|Password strength meters are helpful in some cases, but are not always used effectively.|
Consumers who frequently access websites are sometimes prompted by strength meters to improve their password security. A new study conducted by the University of California at Berkeley, Microsoft and the University of British Columbia indicated that these systems can be effective if they are established properly.
Serge Egelman, a research scientist at UC Berkeley, told ArsTechnica that people are more likely to enter passwords they have previously used when asked by strength meters to change their credentials. This is often the case for new accounts or ones that are not of great importance to consumers.

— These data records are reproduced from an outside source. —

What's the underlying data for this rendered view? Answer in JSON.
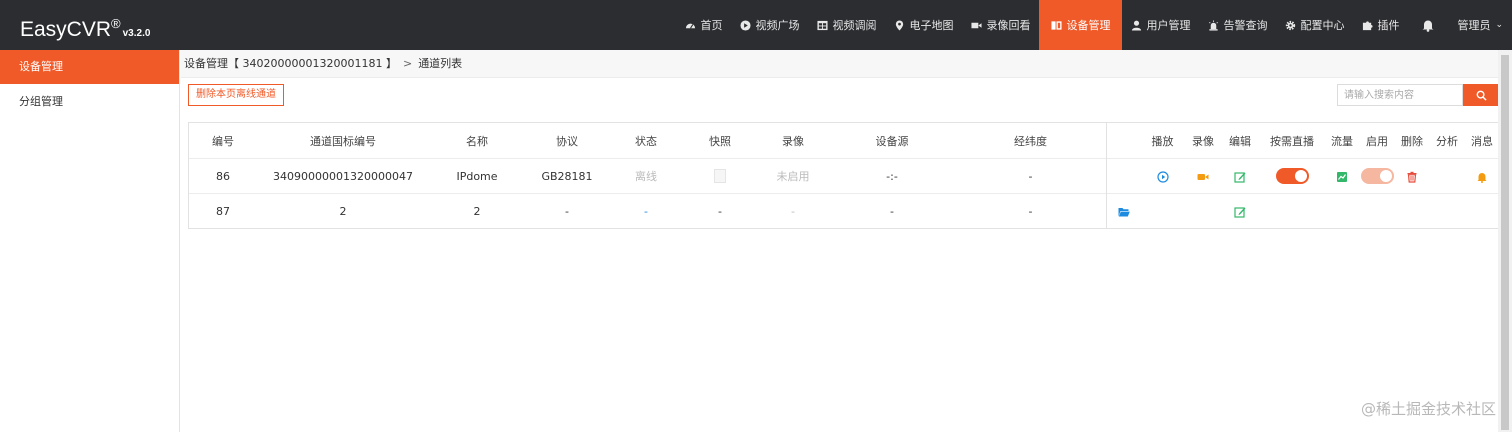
{
  "brand": {
    "name": "EasyCVR",
    "reg": "®",
    "version": "v3.2.0"
  },
  "nav": [
    {
      "label": "首页",
      "icon": "dashboard-icon"
    },
    {
      "label": "视频广场",
      "icon": "play-circle-icon"
    },
    {
      "label": "视频调阅",
      "icon": "grid-icon"
    },
    {
      "label": "电子地图",
      "icon": "map-marker-icon"
    },
    {
      "label": "录像回看",
      "icon": "video-camera-icon"
    },
    {
      "label": "设备管理",
      "icon": "device-icon",
      "active": true
    },
    {
      "label": "用户管理",
      "icon": "user-icon"
    },
    {
      "label": "告警查询",
      "icon": "alarm-icon"
    },
    {
      "label": "配置中心",
      "icon": "gear-icon"
    },
    {
      "label": "插件",
      "icon": "puzzle-icon"
    }
  ],
  "user": {
    "label": "管理员",
    "caret": "⌄"
  },
  "sidebar": {
    "items": [
      {
        "label": "设备管理",
        "active": true
      },
      {
        "label": "分组管理"
      }
    ]
  },
  "breadcrumb": {
    "parent": "设备管理【 34020000001320001181 】",
    "separator": ">",
    "current": "通道列表"
  },
  "toolbar": {
    "delete_offline_label": "删除本页离线通道"
  },
  "search": {
    "placeholder": "请输入搜索内容",
    "icon": "search-icon"
  },
  "table": {
    "left_headers": [
      "编号",
      "通道国标编号",
      "名称",
      "协议",
      "状态",
      "快照",
      "录像",
      "设备源",
      "经纬度"
    ],
    "right_headers": [
      "播放",
      "录像",
      "编辑",
      "按需直播",
      "流量",
      "启用",
      "删除",
      "分析",
      "消息"
    ],
    "rows": [
      {
        "id": "86",
        "gb_id": "34090000001320000047",
        "name": "IPdome",
        "protocol": "GB28181",
        "status": "离线",
        "snapshot": "",
        "record": "未启用",
        "source": "-:-",
        "location": "-"
      },
      {
        "id": "87",
        "gb_id": "2",
        "name": "2",
        "protocol": "-",
        "status": "-",
        "snapshot": "-",
        "record": "-",
        "source": "-",
        "location": "-"
      }
    ]
  },
  "colors": {
    "accent": "#f05a28",
    "topbar": "#2b2d30",
    "link_blue": "#1d8ce0",
    "green": "#33b86b",
    "orange": "#f39c12"
  },
  "watermark": "@稀土掘金技术社区"
}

“Whereas we show that in a different context – when changing passwords for high-value accounts – then the meters actually do have an observable effect on behavior in that people do choose stronger passwords,” Egelman told the news source. “And ironically that’s the context where we’re least likely to see real meters in real life.”
Password strength meters are a good reminder that online security is necessary for anyone accessing important accounts through the Internet. Consumers who neglect such protection may experience major problems such as identity theft if hackers obtain this valuable information.
Rather than only generating strong passwords when reminded, people can use effective tools like a password manager to keep all of their accounts protected with complex and hard-to-crack passwords. These solutions constantly generate new credentials so users always have the latest safeguards for their websites.
Another great aspect of password managers is that they remove the burden from consumers who are constantly tasked with remembering a dozen or more unique credentials. Sometimes people decide to use the same passwords for all of their accounts because it is easy to do so, but this approach invites trouble if hackers know this particular phrase.
Password strength meters are helpful in some cases, but are not always used effectively.